▸ REQUIREMENT:
Copy out the entries exactly. Print them in full.

▸ DATA LISTING:
★ ★ ★ ★ ★

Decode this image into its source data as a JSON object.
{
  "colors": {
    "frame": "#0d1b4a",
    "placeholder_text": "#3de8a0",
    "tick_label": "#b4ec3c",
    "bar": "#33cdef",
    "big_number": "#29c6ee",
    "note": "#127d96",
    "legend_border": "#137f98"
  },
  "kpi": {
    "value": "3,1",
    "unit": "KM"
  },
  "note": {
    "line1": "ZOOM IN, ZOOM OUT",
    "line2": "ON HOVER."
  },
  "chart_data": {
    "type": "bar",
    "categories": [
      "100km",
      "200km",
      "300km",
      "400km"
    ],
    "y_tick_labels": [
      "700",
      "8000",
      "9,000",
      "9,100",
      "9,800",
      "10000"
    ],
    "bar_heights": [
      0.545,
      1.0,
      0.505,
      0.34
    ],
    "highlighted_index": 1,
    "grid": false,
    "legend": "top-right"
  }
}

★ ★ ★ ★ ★

▸ COMPLETED TASK:
Decode this image into its source data as a JSON object.
{
  "colors": {
    "frame": "#0d1b4a",
    "placeholder_text": "#3de8a0",
    "tick_label": "#b4ec3c",
    "bar": "#33cdef",
    "big_number": "#29c6ee",
    "note": "#127d96",
    "legend_border": "#137f98"
  },
  "kpi": {
    "value": "3,1",
    "unit": "KM"
  },
  "note": {
    "line1": "ZOOM IN, ZOOM OUT",
    "line2": "ON HOVER."
  },
  "chart_data": {
    "type": "bar",
    "categories": [
      "100km",
      "200km",
      "300km",
      "400km"
    ],
    "y_tick_labels": [
      "700",
      "8000",
      "9,000",
      "9,100",
      "9,800",
      "10000"
    ],
    "bar_heights": [
      0.545,
      1.0,
      0.505,
      0.34
    ],
    "highlighted_index": 1,
    "grid": false,
    "legend": "top-right"
  }
}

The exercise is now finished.